PDEs can be used to describe a wide variety of phenomena such as sound, heat, electrostatics, electrodynamics, fluid flow, or elasticity. These seemingly distinct physical phenomena can be formalised identically in terms of PDEs, which shows that they are governed by the same underlying dynamic. Just as ordinary differential equations often model one-dimensional dynamical systems, partial differential equations often model multidimensional systems. PDEs find their generalisation in stochastic partial differential equations.
Partial differential equations (PDEs) are equations that involve rates of change with respect to continuous variables. The configuration of a rigid body is specified by six numbers, but the configuration of a fluid is given by the continuous distribution of the temperature, pressure, and so forth. The dynamics for the rigid body take place in a finite-dimensional configuration space; the dynamics for the ?uid occur in an infinite-dimensional con?guration space. This distinction usually makes PDEs much harder to solve than ordinary differential equations (ODEs), but here again there will be simple solutions for linear problems. Classic domains where PDEs are used include acoustics, fluid flow, electrodynamics, and heat transfer.
Although the issue of existence and uniqueness of solutions of ordinary differential equations has a very satisfactory answer with the Picard–Lindelof theorem, that is far from the case for partial differential equations. The Cauchy–Kowalevski theorem states that the Cauchy problem for any partial differential equation whose coefficients are analytic in the unknown function and its derivatives,
as a locally unique analytic solution. Although this result might appear to settle the existence and uniqueness of solutions, there are examples of linear partial differential equations whose coefficients have derivatives of all orders (which are nevertheless not analytic) but which have no solutions at all: see Lewy (1957). Even if the solution of a partial differential equation exists and is unique, it may nevertheless have undesirable properties. The mathematical study of these questions is usually in the more powerful context of weak solutions.
Mathematics (from Greek mathema, "knowledge, study, learning") is the abstract study of topics encompassing quantity, structure, space, change, and other properties; it has no generally accepted definition.
Mathematicians seek out patterns and formulate new conjectures. Mathematicians resolve the truth or falsity of conjectures by mathematical proof. The research required to solve mathematical problems can take years or even centuries of sustained inquiry. Since the pioneering work of Giuseppe Peano (1858–1932), David Hilbert (1862–1943), and others on axiomatic systems in the late 19th century, it has become customary to view mathematical research as establishing truth by rigorous deduction from appropriately chosen axioms and definitions. When those mathematical structures are good models of real phenomena, then mathematical reasoning can provide insight or predictions about nature.
Through the use of abstraction and logical reasoning, mathematics developed from counting, calculation, measurement, and the systematic study of the shapes and motions of physical objects.

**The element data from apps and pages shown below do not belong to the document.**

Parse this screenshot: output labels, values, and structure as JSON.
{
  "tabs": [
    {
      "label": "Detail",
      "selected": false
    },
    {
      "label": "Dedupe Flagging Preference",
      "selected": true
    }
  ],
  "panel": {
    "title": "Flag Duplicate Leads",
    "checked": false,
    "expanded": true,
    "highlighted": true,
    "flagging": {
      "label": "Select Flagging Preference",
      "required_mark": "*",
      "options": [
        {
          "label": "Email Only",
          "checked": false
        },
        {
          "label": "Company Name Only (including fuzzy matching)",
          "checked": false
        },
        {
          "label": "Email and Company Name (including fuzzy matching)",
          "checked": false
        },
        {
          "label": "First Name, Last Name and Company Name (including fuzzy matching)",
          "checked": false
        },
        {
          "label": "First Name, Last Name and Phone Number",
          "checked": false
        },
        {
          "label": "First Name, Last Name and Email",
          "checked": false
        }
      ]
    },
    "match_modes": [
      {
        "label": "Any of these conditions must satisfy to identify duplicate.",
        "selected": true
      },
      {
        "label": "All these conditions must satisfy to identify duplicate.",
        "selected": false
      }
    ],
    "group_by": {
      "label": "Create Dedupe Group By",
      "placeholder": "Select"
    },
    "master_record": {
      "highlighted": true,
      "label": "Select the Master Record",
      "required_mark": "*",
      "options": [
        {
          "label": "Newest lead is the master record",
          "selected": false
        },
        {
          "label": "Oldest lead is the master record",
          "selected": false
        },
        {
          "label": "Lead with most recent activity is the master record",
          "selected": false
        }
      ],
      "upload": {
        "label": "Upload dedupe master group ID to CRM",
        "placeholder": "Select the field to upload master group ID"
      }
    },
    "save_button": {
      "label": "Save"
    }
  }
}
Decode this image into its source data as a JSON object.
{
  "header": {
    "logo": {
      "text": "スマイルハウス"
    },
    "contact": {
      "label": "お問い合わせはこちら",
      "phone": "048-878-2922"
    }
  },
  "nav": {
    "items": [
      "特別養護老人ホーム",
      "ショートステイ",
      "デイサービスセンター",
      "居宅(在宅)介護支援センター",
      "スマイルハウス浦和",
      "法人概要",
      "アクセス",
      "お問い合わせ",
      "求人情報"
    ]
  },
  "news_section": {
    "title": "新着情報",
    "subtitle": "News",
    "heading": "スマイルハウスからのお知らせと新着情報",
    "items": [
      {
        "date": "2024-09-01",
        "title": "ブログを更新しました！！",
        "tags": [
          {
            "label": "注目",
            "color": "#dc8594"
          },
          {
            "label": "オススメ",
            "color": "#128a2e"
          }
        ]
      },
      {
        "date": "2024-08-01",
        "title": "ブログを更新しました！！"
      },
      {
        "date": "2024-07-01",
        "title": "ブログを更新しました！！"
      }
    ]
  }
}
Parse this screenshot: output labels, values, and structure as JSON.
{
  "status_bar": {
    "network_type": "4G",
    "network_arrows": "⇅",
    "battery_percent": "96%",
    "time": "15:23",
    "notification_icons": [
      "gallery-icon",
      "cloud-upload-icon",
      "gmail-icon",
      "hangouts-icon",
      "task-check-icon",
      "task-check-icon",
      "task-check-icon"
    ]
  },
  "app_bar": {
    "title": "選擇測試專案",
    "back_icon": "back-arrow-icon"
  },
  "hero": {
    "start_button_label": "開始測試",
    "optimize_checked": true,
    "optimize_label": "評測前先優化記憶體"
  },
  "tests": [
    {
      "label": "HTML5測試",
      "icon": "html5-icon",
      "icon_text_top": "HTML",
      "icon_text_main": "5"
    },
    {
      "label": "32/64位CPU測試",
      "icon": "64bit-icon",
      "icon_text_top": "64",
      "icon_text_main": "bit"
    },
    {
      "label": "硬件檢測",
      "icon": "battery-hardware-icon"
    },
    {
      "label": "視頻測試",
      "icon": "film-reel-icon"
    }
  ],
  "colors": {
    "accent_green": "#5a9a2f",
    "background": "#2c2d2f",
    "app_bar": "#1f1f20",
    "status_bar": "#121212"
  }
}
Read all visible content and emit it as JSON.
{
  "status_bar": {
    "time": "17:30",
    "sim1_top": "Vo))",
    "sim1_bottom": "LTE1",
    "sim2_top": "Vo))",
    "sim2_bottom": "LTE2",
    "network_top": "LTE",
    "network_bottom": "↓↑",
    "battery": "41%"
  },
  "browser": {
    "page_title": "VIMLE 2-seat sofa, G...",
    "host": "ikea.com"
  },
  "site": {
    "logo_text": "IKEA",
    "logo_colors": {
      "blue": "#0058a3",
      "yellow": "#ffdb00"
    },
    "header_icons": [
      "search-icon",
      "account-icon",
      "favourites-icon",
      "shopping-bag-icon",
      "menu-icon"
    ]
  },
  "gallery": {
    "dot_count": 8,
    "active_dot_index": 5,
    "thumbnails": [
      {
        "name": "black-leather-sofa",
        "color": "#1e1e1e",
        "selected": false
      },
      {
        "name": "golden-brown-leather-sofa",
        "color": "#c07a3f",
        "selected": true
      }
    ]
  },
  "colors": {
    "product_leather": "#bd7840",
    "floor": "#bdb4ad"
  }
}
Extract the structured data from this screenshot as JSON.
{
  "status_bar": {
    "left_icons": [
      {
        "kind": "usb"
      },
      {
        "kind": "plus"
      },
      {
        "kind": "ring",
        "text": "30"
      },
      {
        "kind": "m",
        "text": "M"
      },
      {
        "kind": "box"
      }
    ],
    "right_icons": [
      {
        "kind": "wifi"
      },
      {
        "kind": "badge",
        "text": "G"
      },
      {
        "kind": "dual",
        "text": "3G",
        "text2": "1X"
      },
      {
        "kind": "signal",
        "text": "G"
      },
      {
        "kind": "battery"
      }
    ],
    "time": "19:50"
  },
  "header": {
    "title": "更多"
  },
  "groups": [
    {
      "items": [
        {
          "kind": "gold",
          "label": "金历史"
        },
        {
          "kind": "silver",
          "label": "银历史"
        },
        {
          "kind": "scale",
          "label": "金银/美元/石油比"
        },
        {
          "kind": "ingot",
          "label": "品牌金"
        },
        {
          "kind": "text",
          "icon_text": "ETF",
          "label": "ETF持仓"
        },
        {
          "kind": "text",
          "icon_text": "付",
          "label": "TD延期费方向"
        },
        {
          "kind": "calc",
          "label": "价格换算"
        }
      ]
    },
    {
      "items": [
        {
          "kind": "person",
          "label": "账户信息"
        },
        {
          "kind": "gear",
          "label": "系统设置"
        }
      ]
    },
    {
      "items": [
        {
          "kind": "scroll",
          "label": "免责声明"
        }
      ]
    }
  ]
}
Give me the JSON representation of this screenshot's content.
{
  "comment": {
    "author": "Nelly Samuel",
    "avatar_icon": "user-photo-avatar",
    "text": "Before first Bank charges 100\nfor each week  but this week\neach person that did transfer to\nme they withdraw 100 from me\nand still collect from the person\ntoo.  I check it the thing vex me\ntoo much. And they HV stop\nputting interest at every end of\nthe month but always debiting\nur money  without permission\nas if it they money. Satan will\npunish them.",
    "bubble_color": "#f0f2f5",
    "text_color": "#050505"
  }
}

Practical mathematics has been a human activity for as far back as written records exist. Rigorous arguments first appeared in Greek mathematics, most notably in Euclid's Elements. Mathematics developed at a relatively slow pace until the Renaissance, when mathematical innovations interacting with new scientific discoveries led to a rapid increase in the rate of mathematical discovery that has continued to the present day.